By Mary Boone
Seattle area residents are fitness devotees who value fresh, local produce.
Those are some of the attributes that helped the metro area win its designation as the 8th healthiest city in the United States with a score of 67.8; Minneapolis came in first with a score of 76.4.
According to the American College of Sports Medicine’s (ACSM) 2012 American Fitness Index, the Seattle metropolitan area outscores the national average when it comes to people walking or biking to work, farmers’ markets per capita and the state requirement for physical education classes. The fitness index reflects a composite of preventive health behaviors, levels of chronic disease conditions, health care access, as well as community resources and policies that support physical activity.
Seattle got very high marks for park-related expenditures; Seattle’s investment in parks is $272 per capita, more than twice the index’s goal expenditure of 101.80.
In addition to acknowledging the city’s strengths, the index cites areas in which Seattle ranks below the national target. The Emerald City lost points for having a high rate of death from diabetes, a large percentage of the population with asthma and a higher than average number of “days when mental health was not good.” The survey also reveals that Seattle has fewer swimming pools and fewer acres of parkland per capita than is ideal.
Walt Thompson is a professor of kinesiology and nutrition at Georgia State University and the chair of the ACSM committee that compiled the fitness index. He says people considering a move often look at factors such as home values and quality of schools. He hopes that a city’s health quotient will begin to play a larger role in relocation decisions.

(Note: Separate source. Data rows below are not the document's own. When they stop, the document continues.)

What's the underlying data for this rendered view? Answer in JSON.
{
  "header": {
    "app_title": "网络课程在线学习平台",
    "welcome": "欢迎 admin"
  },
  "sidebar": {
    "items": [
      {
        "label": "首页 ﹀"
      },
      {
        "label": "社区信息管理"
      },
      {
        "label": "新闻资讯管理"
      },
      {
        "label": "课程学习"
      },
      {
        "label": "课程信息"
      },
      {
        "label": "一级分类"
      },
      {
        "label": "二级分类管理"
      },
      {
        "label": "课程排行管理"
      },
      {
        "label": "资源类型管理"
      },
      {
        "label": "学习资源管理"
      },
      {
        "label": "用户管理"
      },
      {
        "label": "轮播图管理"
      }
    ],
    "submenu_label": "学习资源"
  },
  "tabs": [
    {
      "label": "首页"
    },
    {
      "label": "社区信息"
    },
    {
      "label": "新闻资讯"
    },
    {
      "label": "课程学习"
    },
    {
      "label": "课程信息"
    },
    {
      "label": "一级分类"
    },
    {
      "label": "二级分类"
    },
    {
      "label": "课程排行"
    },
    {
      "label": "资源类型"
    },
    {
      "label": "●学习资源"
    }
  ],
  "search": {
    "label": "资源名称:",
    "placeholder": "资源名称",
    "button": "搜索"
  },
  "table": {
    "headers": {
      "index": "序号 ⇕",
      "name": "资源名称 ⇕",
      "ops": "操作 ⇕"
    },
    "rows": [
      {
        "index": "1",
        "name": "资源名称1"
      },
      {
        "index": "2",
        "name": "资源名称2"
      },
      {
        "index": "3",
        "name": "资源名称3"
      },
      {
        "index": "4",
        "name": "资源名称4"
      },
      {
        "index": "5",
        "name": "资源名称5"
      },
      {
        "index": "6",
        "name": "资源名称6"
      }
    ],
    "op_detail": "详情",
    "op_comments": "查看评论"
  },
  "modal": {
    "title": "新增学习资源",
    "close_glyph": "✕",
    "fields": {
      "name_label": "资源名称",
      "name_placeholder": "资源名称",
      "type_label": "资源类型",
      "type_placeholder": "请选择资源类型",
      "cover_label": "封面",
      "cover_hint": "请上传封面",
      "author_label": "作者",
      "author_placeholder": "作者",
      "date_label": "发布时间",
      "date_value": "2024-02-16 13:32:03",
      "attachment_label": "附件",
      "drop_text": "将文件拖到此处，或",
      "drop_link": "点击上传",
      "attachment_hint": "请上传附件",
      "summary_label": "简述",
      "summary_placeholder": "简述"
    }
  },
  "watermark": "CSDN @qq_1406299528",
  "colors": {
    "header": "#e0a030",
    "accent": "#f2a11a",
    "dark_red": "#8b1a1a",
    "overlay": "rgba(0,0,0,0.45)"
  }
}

After Minneapolis, the five healthiest U.S. cities, according to the survey, are Washington, D.C., Boston, San Francisco and Hartford, Conn. Sacramento (No. 6) and Portland, Ore. (No. 7) also edged out Seattle.